Steven Kastrissios' debut feature as writer, director, producer and even editor is a film that deserves to be seen. It is an unflinching and incredibly forceful film that made me, at least, question the amount of violence I am willing to witness on the screen. Much like The Texas Chain Saw Massacre (both 1974 and 2003 editions) and Romper Stomper before it, I found myself feeling incredibly disturbed and wondering "do I really want to watch this?" However, unlike far more nihilistic and violent films such as The Passion of the Christ and Saw, the film around it is so incredibly strong and powerfully made that the violence is there to truly serve.
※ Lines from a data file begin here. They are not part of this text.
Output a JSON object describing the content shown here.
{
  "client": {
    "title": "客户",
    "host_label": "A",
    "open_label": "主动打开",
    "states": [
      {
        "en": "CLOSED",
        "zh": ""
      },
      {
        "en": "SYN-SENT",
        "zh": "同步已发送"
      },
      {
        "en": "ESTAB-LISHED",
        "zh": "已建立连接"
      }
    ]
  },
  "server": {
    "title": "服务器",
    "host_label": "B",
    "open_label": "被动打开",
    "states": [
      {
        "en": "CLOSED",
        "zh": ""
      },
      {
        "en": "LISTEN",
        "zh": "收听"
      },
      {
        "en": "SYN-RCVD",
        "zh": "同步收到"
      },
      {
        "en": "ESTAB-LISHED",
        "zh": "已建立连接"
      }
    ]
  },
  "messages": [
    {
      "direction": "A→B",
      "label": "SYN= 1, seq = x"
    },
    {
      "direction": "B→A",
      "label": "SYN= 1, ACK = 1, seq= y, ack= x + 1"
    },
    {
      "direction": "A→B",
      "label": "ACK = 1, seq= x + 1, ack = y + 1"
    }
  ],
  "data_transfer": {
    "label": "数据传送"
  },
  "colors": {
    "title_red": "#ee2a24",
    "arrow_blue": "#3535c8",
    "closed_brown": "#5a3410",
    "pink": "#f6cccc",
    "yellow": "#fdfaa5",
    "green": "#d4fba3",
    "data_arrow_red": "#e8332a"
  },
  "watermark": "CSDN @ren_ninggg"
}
It makes you question the lengths people will go to for justice, and the depths of depravity that lurk beneath the surface of even the most peaceful individual.
Peter Marshall stars as Christian Forteski, a divorced father whose daughter has recently died of a drug overdose, but there lies a far more devastating secret lying behind her death. He seeks out to get revenge on those who perhaps didn't kill the young Jesse (Hannah Levien), but didn't try to save her either. The methods he uses are gruesome and, for the men in the audience, particularly irksome. Blood sprays with wild abandon, but it's not for fun. Nobody will be getting enjoyment out of it. It's brutal and almost unbearably upsetting. If I am making The Horseman out to be just another horror flick, then I don't intend to.
Along his way Christian befriends are lonely hitchhiker, Alice (Caroline Marohasy), and finds within her a kindred spirit to his lost daughter. The film, thankfully doesn't make this storyline into a vile romantic one like you would expect out of the latest Nicolas Cage vehicle. The film's biggest strength, however, is the performance of Peter Marshall. In his first lead role - hell, his first substantial role of any kind - is astonishing to watch. It's one of the most intense and fiery performances of recent years. It's hard to imagine where Marshall got all the anger and nastiness from to inject it into his performance. He is absolutely devastating to watch, and even when the film becomes a splatter sport he keeps the effort up all the way. It's a marvel of a performance.
Kastrissios' direction too is incredibly well done. Memories of Geoffrey Wright are inevitable, especially for the film's final scenes. They are so claustrophobic in their intensity and so physically and psychologically draining that even though it has the tendency to fall into sloppy editing, it remains intense and disturbing. The Horseman is an incredible accomplishment and one that deserves to find an audience, an audience that knowing the Australian film industry of late, will be hard to come by. It's a shame really, because this film is the sort of independent cinema that should be championed, rather than yet another tired journey through the lives of miserable drug addicts. A-